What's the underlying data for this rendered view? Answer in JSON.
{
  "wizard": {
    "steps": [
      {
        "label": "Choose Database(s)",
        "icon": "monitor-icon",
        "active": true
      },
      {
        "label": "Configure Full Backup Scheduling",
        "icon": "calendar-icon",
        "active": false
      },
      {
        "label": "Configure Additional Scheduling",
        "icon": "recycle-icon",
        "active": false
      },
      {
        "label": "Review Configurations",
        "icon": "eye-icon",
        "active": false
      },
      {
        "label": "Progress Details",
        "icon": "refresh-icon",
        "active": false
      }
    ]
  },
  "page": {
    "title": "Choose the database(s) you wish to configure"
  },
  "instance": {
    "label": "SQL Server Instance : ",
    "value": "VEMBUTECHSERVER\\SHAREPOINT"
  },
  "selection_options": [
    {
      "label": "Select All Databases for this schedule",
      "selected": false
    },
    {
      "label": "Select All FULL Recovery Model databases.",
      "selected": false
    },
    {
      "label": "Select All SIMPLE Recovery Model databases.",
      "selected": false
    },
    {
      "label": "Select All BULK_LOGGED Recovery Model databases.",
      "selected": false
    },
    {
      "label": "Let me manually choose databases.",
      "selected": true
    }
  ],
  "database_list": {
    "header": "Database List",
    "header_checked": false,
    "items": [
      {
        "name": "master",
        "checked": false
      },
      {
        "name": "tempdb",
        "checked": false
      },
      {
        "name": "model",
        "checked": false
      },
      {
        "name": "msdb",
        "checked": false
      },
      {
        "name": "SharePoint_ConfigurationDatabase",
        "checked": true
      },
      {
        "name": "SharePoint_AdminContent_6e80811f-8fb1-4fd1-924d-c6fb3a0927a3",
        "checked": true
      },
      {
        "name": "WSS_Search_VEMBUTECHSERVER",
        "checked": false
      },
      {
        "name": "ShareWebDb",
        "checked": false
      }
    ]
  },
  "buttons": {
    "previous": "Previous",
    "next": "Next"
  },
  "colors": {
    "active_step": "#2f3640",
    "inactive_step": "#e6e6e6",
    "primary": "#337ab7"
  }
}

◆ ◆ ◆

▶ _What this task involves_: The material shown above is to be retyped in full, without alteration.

▶ _Answer for the task_:
What's the underlying data for this rendered view? Answer in JSON.
{
  "wizard": {
    "steps": [
      {
        "label": "Choose Database(s)",
        "icon": "monitor-icon",
        "active": true
      },
      {
        "label": "Configure Full Backup Scheduling",
        "icon": "calendar-icon",
        "active": false
      },
      {
        "label": "Configure Additional Scheduling",
        "icon": "recycle-icon",
        "active": false
      },
      {
        "label": "Review Configurations",
        "icon": "eye-icon",
        "active": false
      },
      {
        "label": "Progress Details",
        "icon": "refresh-icon",
        "active": false
      }
    ]
  },
  "page": {
    "title": "Choose the database(s) you wish to configure"
  },
  "instance": {
    "label": "SQL Server Instance : ",
    "value": "VEMBUTECHSERVER\\SHAREPOINT"
  },
  "selection_options": [
    {
      "label": "Select All Databases for this schedule",
      "selected": false
    },
    {
      "label": "Select All FULL Recovery Model databases.",
      "selected": false
    },
    {
      "label": "Select All SIMPLE Recovery Model databases.",
      "selected": false
    },
    {
      "label": "Select All BULK_LOGGED Recovery Model databases.",
      "selected": false
    },
    {
      "label": "Let me manually choose databases.",
      "selected": true
    }
  ],
  "database_list": {
    "header": "Database List",
    "header_checked": false,
    "items": [
      {
        "name": "master",
        "checked": false
      },
      {
        "name": "tempdb",
        "checked": false
      },
      {
        "name": "model",
        "checked": false
      },
      {
        "name": "msdb",
        "checked": false
      },
      {
        "name": "SharePoint_ConfigurationDatabase",
        "checked": true
      },
      {
        "name": "SharePoint_AdminContent_6e80811f-8fb1-4fd1-924d-c6fb3a0927a3",
        "checked": true
      },
      {
        "name": "WSS_Search_VEMBUTECHSERVER",
        "checked": false
      },
      {
        "name": "ShareWebDb",
        "checked": false
      }
    ]
  },
  "buttons": {
    "previous": "Previous",
    "next": "Next"
  },
  "colors": {
    "active_step": "#2f3640",
    "inactive_step": "#e6e6e6",
    "primary": "#337ab7"
  }
}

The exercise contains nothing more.